Record set
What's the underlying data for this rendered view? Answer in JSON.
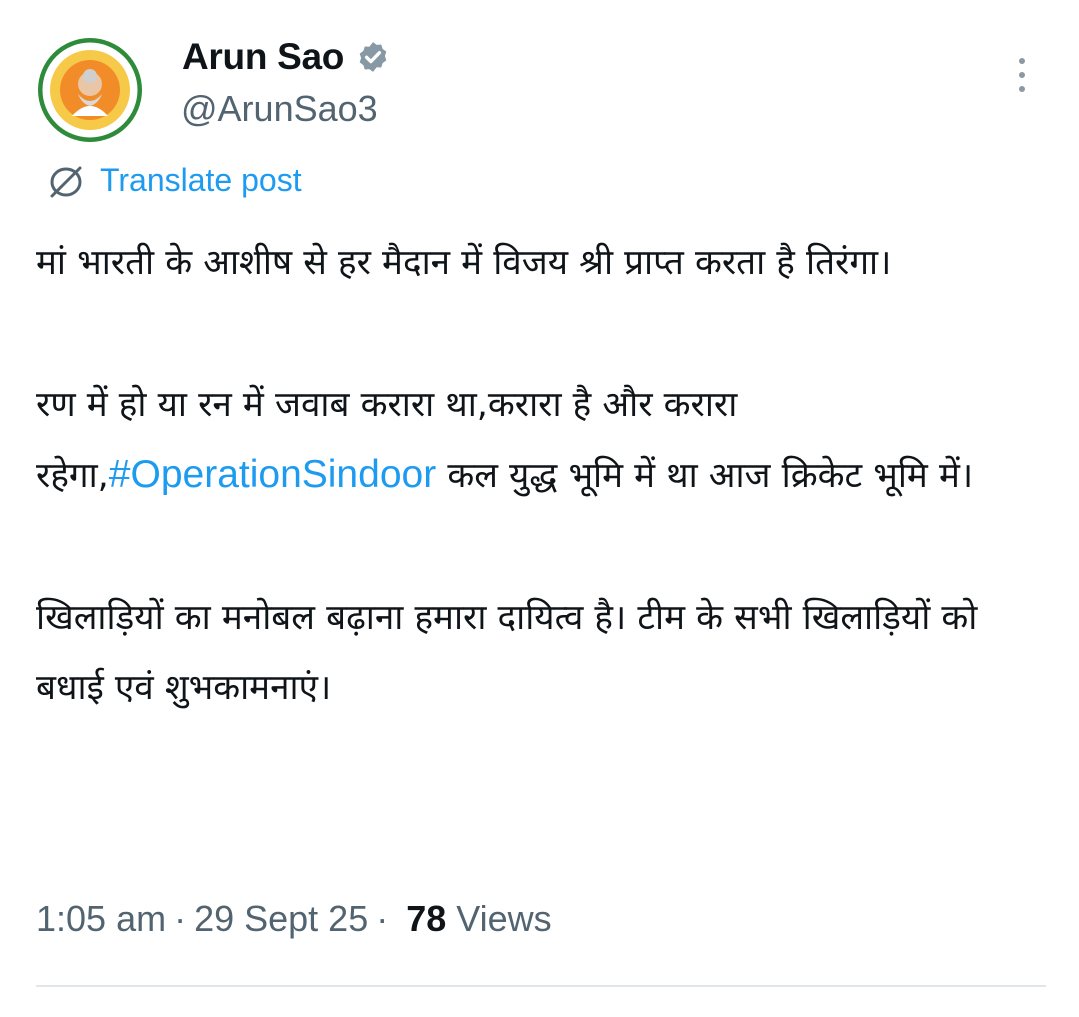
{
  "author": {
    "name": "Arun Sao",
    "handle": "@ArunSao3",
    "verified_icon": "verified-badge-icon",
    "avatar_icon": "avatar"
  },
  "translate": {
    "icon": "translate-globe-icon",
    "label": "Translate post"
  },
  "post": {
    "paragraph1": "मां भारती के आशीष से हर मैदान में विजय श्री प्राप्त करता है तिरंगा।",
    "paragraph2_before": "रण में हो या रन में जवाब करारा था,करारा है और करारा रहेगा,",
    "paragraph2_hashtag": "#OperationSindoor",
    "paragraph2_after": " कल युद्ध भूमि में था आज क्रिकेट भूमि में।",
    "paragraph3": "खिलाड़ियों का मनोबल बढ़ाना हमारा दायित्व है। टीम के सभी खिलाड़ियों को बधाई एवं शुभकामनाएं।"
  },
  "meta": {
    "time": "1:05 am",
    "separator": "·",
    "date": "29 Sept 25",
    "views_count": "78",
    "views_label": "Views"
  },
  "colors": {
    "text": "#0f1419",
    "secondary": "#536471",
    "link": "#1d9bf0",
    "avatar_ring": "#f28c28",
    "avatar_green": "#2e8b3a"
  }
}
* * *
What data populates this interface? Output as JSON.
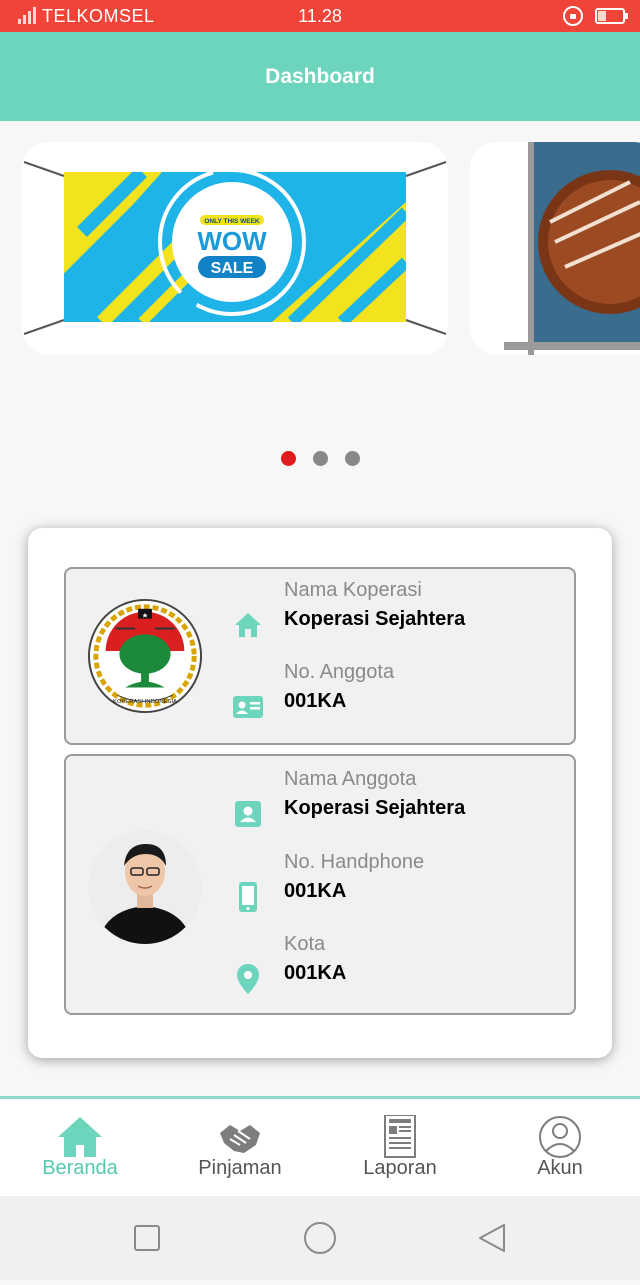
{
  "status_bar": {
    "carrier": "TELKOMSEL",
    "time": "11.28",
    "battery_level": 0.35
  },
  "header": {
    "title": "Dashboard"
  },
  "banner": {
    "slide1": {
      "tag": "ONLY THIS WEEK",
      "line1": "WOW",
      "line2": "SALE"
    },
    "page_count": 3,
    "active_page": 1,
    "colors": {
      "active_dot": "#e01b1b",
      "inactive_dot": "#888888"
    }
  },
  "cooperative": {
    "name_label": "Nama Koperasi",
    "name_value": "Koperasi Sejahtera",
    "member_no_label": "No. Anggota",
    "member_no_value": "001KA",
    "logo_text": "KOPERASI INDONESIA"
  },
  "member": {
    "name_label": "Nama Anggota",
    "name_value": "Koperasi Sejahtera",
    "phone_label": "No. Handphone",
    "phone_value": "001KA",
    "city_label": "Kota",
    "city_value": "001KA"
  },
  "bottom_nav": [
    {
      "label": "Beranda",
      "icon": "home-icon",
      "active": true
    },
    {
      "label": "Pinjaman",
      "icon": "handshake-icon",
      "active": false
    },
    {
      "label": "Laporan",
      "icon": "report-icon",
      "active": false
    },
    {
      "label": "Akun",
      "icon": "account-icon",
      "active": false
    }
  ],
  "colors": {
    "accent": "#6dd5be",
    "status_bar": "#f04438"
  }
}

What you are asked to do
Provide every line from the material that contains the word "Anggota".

Answer for this exercise
    "member_no_label": "No. Anggota",
    "name_label": "Nama Anggota",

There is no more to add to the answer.